Date of this Version
WEATHER AND FORECASTING VOLUME 21 595-612 AUGUST 2006
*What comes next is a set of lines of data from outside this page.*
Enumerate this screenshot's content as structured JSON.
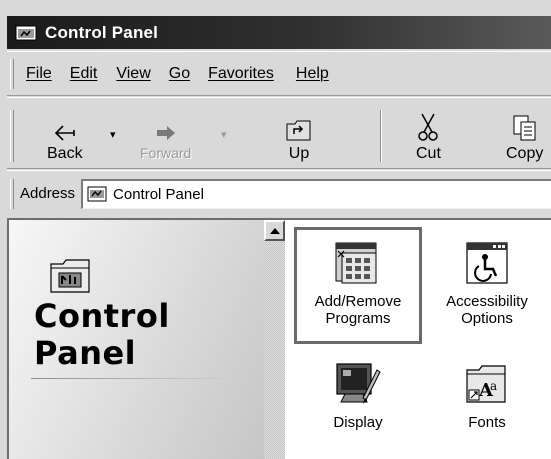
{
  "window": {
    "title": "Control Panel"
  },
  "menu": {
    "items": [
      "File",
      "Edit",
      "View",
      "Go",
      "Favorites",
      "Help"
    ]
  },
  "toolbar": {
    "back_label": "Back",
    "forward_label": "Forward",
    "up_label": "Up",
    "cut_label": "Cut",
    "copy_label": "Copy"
  },
  "address": {
    "label": "Address",
    "value": "Control Panel"
  },
  "left_panel": {
    "title_line1": "Control",
    "title_line2": "Panel"
  },
  "items": [
    {
      "label": "Add/Remove\nPrograms",
      "icon": "add-remove-programs-icon",
      "selected": true
    },
    {
      "label": "Accessibility\nOptions",
      "icon": "accessibility-icon",
      "selected": false
    },
    {
      "label": "Display",
      "icon": "display-icon",
      "selected": false
    },
    {
      "label": "Fonts",
      "icon": "fonts-folder-icon",
      "selected": false
    }
  ],
  "colors": {
    "titlebar": "#1a1a1a",
    "window_bg": "#d9d9d9",
    "selection_border": "#6a6a6a"
  }
}
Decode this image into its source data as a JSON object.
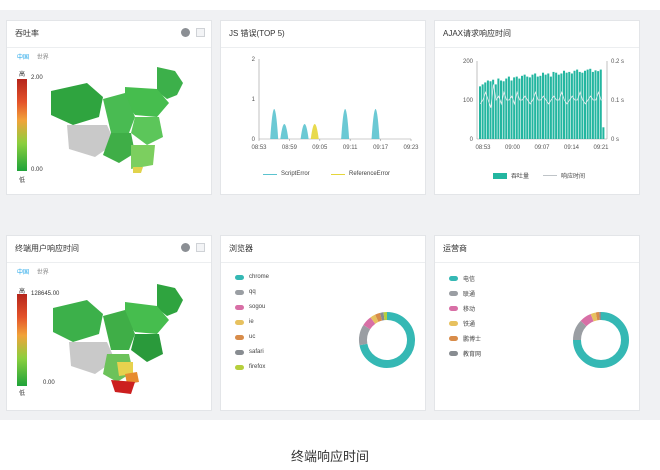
{
  "panels": {
    "throughput_map": {
      "title": "吞吐率",
      "tabs": [
        "中国",
        "世界"
      ],
      "legend_high": "高",
      "legend_low": "低",
      "max": "2.00",
      "min": "0.00"
    },
    "js_errors": {
      "title": "JS 错误(TOP 5)",
      "legend": [
        "ScriptError",
        "ReferenceError"
      ]
    },
    "ajax": {
      "title": "AJAX请求响应时间",
      "legend": [
        "吞吐量",
        "响应时间"
      ]
    },
    "terminal_map": {
      "title": "终端用户响应时间",
      "tabs": [
        "中国",
        "世界"
      ],
      "legend_high": "高",
      "legend_low": "低",
      "max": "128645.00",
      "min": "0.00"
    },
    "browser": {
      "title": "浏览器",
      "items": [
        "chrome",
        "qq",
        "sogou",
        "ie",
        "uc",
        "safari",
        "firefox"
      ],
      "colors": [
        "#35b8b4",
        "#9a9ea3",
        "#d86fa6",
        "#e7c15f",
        "#d88c4a",
        "#888c91",
        "#b6cf3d"
      ]
    },
    "operator": {
      "title": "运营商",
      "items": [
        "电信",
        "联通",
        "移动",
        "铁通",
        "鹏博士",
        "教育网"
      ],
      "colors": [
        "#35b8b4",
        "#9a9ea3",
        "#d86fa6",
        "#e7c15f",
        "#d88c4a",
        "#888c91"
      ]
    }
  },
  "caption": "终端响应时间",
  "chart_data": [
    {
      "type": "area",
      "title": "JS 错误(TOP 5)",
      "x_ticks": [
        "08:53",
        "08:59",
        "09:05",
        "09:11",
        "09:17",
        "09:23"
      ],
      "y_ticks": [
        "0",
        "1",
        "2"
      ],
      "ylim": [
        0,
        2
      ],
      "series": [
        {
          "name": "ScriptError",
          "color": "#5bc3cf",
          "peaks": [
            {
              "x": "08:56",
              "y": 1
            },
            {
              "x": "08:58",
              "y": 0.5
            },
            {
              "x": "09:02",
              "y": 0.5
            },
            {
              "x": "09:10",
              "y": 1
            },
            {
              "x": "09:16",
              "y": 1
            }
          ]
        },
        {
          "name": "ReferenceError",
          "color": "#e5d63a",
          "peaks": [
            {
              "x": "09:04",
              "y": 0.5
            }
          ]
        }
      ]
    },
    {
      "type": "bar",
      "title": "AJAX请求响应时间",
      "x_ticks": [
        "08:53",
        "09:00",
        "09:07",
        "09:14",
        "09:21"
      ],
      "y_left_ticks": [
        "0",
        "100",
        "200"
      ],
      "y_right_ticks": [
        "0 s",
        "0.1 s",
        "0.2 s"
      ],
      "ylim": [
        0,
        200
      ],
      "series": [
        {
          "name": "吞吐量",
          "color": "#23b6a0",
          "values": [
            135,
            140,
            145,
            150,
            148,
            152,
            140,
            155,
            150,
            148,
            155,
            160,
            150,
            158,
            160,
            155,
            162,
            165,
            160,
            158,
            165,
            168,
            160,
            162,
            170,
            165,
            168,
            160,
            172,
            170,
            165,
            168,
            175,
            170,
            172,
            168,
            175,
            178,
            172,
            170,
            175,
            178,
            180,
            172,
            176,
            174,
            178,
            30
          ]
        },
        {
          "name": "响应时间",
          "color": "#e8ecef",
          "values": [
            0.09,
            0.1,
            0.12,
            0.1,
            0.08,
            0.14,
            0.1,
            0.11,
            0.09,
            0.12,
            0.1,
            0.1,
            0.11,
            0.09,
            0.12,
            0.1,
            0.1,
            0.11,
            0.1,
            0.09,
            0.1,
            0.12,
            0.1,
            0.1,
            0.11,
            0.1,
            0.09,
            0.1,
            0.11,
            0.1,
            0.1,
            0.12,
            0.1,
            0.09,
            0.1,
            0.11,
            0.1,
            0.1,
            0.12,
            0.1,
            0.09,
            0.1,
            0.11,
            0.1,
            0.1,
            0.12,
            0.1,
            0.1
          ]
        }
      ]
    },
    {
      "type": "pie",
      "title": "浏览器",
      "labels": [
        "chrome",
        "qq",
        "sogou",
        "ie",
        "uc",
        "safari",
        "firefox"
      ],
      "values": [
        72,
        12,
        6,
        3,
        3,
        2,
        2
      ]
    },
    {
      "type": "pie",
      "title": "运营商",
      "labels": [
        "电信",
        "联通",
        "移动",
        "铁通",
        "鹏博士",
        "教育网"
      ],
      "values": [
        75,
        12,
        7,
        3,
        2,
        1
      ]
    }
  ]
}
Nontornadic thunderstorm winds from long-lived, widespread convective windstorms can have a tremendous impact on human lives and property. To examine environments that support damaging wind producing convection, sounding parameters from Rapid Update Cycle model analyses (at 3-hourly intervals) from 2003 were compared with 7055 reports of damaging winds and 377 081 occurrences of lightning. Ground- relative wind velocity was the most effective at discriminating between damaging and nondamaging wind convective environments. Steep surface-based lapse rates (a traditional damaging wind parameter) gener- ally did not discriminate between damaging and nondamaging wind convective environments. Other pa- rameters, such as convective available potential energy, humidity aloft, and lapse rates aloft were moder- ately discriminating. This paper presents a composite damaging wind algorithm in which the two most discriminatory parameters were combined, yielding more skill than any individual parameter. Damaging wind environments are then examined further through a selection of cases that highlight common severe wind ingredients and failure modes. A primary result is that, even in seemingly favorable environments, when the winds at the top of the inflow layer were either parallel to the convective line or blowing from warm to cold over a front, damaging winds were less likely. In the former case, it appears that the downdraft winds and the cold pool’s gust-front-normal flow are not additive. In the latter case, it appears that convection becomes elevated and does not produce downdrafts that reach the surface. Combining the most discriminatory severe wind parameters with knowledge of these severe wind failure modes may help to improve the situational awareness of forecasters.